Mutton sold as lamb: abattoir fined

Esther Han

Thousands of lamb-meat lovers may have eaten mutton instead after a mid-North Coast abattoir was caught misbranding sheep carcasses.

Tolsat, based in Frederickton, was fined $66,000 for mislabelling older sheep meat as lamb, a more expensive, "premium" product. This week, they were listed on the NSW Food Authority's "name and shame" register.

"Tolsat was prosecuted for lamb substitution offences and non-compliance with the law over a period between early October 2007 and mid-January 2008," said NSW Food Authority chief executive Polly Bennett.

"Meat substitution laws are in place in NSW for a reason. Flouting them also puts other businesses at a disadvantage for doing the right thing."

More than 3000 sheep, also known as hogget, were purchased in different batches. The abattoir had been servicing shops and wholesalers throughout NSW.

The investigation was part of a statewide audit of lamb identification procedures in 2008 by the Food Authority.

At the abattoir, an inspector noticed problems with how staff were conducting dentition checks – a crucial process to determine the age of an animal by examining its teeth.

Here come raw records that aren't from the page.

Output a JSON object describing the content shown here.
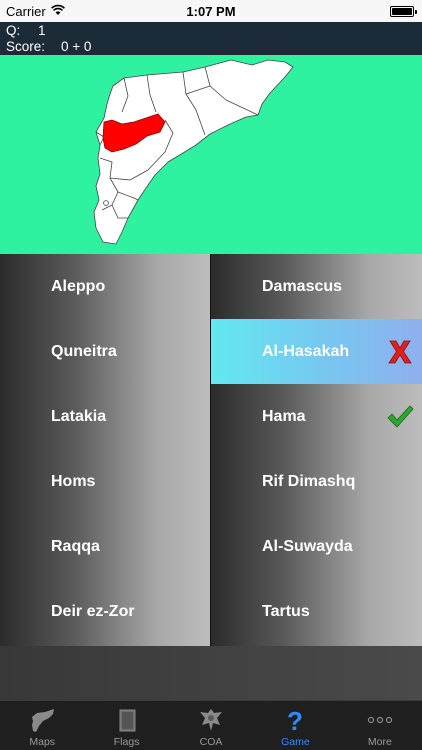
{
  "status_bar": {
    "carrier": "Carrier",
    "time": "1:07 PM"
  },
  "header": {
    "q_label": "Q:",
    "q_value": "1",
    "score_label": "Score:",
    "score_value": "0 + 0"
  },
  "map": {
    "land_color": "#ffffff",
    "highlight_color": "#ff0000",
    "background_color": "#2ef2a0"
  },
  "answers": {
    "left": [
      {
        "label": "Aleppo"
      },
      {
        "label": "Quneitra"
      },
      {
        "label": "Latakia"
      },
      {
        "label": "Homs"
      },
      {
        "label": "Raqqa"
      },
      {
        "label": "Deir ez-Zor"
      }
    ],
    "right": [
      {
        "label": "Damascus"
      },
      {
        "label": "Al-Hasakah",
        "state": "wrong",
        "icon": "red-x-icon"
      },
      {
        "label": "Hama",
        "state": "correct",
        "icon": "green-check-icon"
      },
      {
        "label": "Rif Dimashq"
      },
      {
        "label": "Al-Suwayda"
      },
      {
        "label": "Tartus"
      }
    ]
  },
  "tab_bar": {
    "tabs": [
      {
        "label": "Maps",
        "icon": "map-silhouette-icon"
      },
      {
        "label": "Flags",
        "icon": "flag-book-icon"
      },
      {
        "label": "COA",
        "icon": "coat-of-arms-icon"
      },
      {
        "label": "Game",
        "icon": "question-mark-icon",
        "active": true
      },
      {
        "label": "More",
        "icon": "more-dots-icon"
      }
    ]
  },
  "colors": {
    "accent": "#2f8cff",
    "wrong": "#e02020",
    "correct": "#2fa52f"
  }
}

In a follow-up investigation, officers found discrepancies in the abattoir livestock and slaughter records.

In December, the NSW Chief Industrial Magistrates Court found Tolsat guilty of 66 charges, including false description and failure to comply with the Meat Food Safety Scheme. The charges had been vigorously defended by the company.

Ron Cullen, chief executive of the Sheepmeat Council of Australia said that in 2011, about 90 per cent of the 115,000 tonnes of mutton produced was exported overseas. In the same year, 400,000 tonnes of lamb was produced, half of which was exported.

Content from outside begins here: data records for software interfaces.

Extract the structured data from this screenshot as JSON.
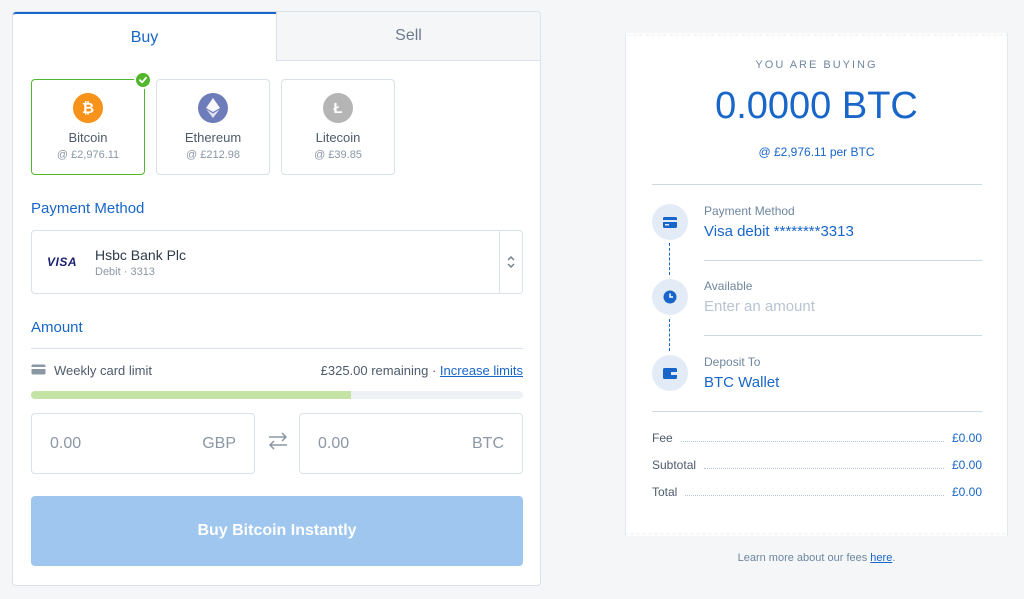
{
  "tabs": [
    {
      "label": "Buy",
      "active": true
    },
    {
      "label": "Sell",
      "active": false
    }
  ],
  "coins": [
    {
      "name": "Bitcoin",
      "price": "@ £2,976.11",
      "symbol": "₿",
      "color": "#f7931a",
      "icon": "bitcoin-icon",
      "selected": true
    },
    {
      "name": "Ethereum",
      "price": "@ £212.98",
      "symbol": "◆",
      "color": "#6f7cba",
      "icon": "ethereum-icon",
      "selected": false
    },
    {
      "name": "Litecoin",
      "price": "@ £39.85",
      "symbol": "Ł",
      "color": "#b5b5b5",
      "icon": "litecoin-icon",
      "selected": false
    }
  ],
  "payment": {
    "title": "Payment Method",
    "logo": "VISA",
    "bank": "Hsbc Bank Plc",
    "sub": "Debit · 3313"
  },
  "amount": {
    "title": "Amount",
    "limit_label": "Weekly card limit",
    "remaining": "£325.00 remaining",
    "separator": "·",
    "increase_link": "Increase limits",
    "limit_fraction": 0.65,
    "fiat_value": "0.00",
    "fiat_currency": "GBP",
    "crypto_value": "0.00",
    "crypto_currency": "BTC"
  },
  "buy_button": "Buy Bitcoin Instantly",
  "receipt": {
    "heading": "YOU ARE BUYING",
    "amount": "0.0000 BTC",
    "rate": "@ £2,976.11 per BTC",
    "steps": [
      {
        "label": "Payment Method",
        "value": "Visa debit ********3313",
        "icon": "credit-card-icon",
        "placeholder": false
      },
      {
        "label": "Available",
        "value": "Enter an amount",
        "icon": "clock-icon",
        "placeholder": true
      },
      {
        "label": "Deposit To",
        "value": "BTC Wallet",
        "icon": "wallet-icon",
        "placeholder": false
      }
    ],
    "fees": [
      {
        "label": "Fee",
        "value": "£0.00"
      },
      {
        "label": "Subtotal",
        "value": "£0.00"
      },
      {
        "label": "Total",
        "value": "£0.00"
      }
    ]
  },
  "learn_more": {
    "text": "Learn more about our fees ",
    "link": "here",
    "suffix": "."
  },
  "colors": {
    "accent": "#1866c9",
    "success": "#53b62d",
    "button_disabled": "#9ec6ee"
  }
}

"Lamb substitution is therefore a rare phenomenon because we export so much mutton," he said. "Australian consumers can be reasonably confident that if a quality butcher or supermarket say it's lamb, it's lamb."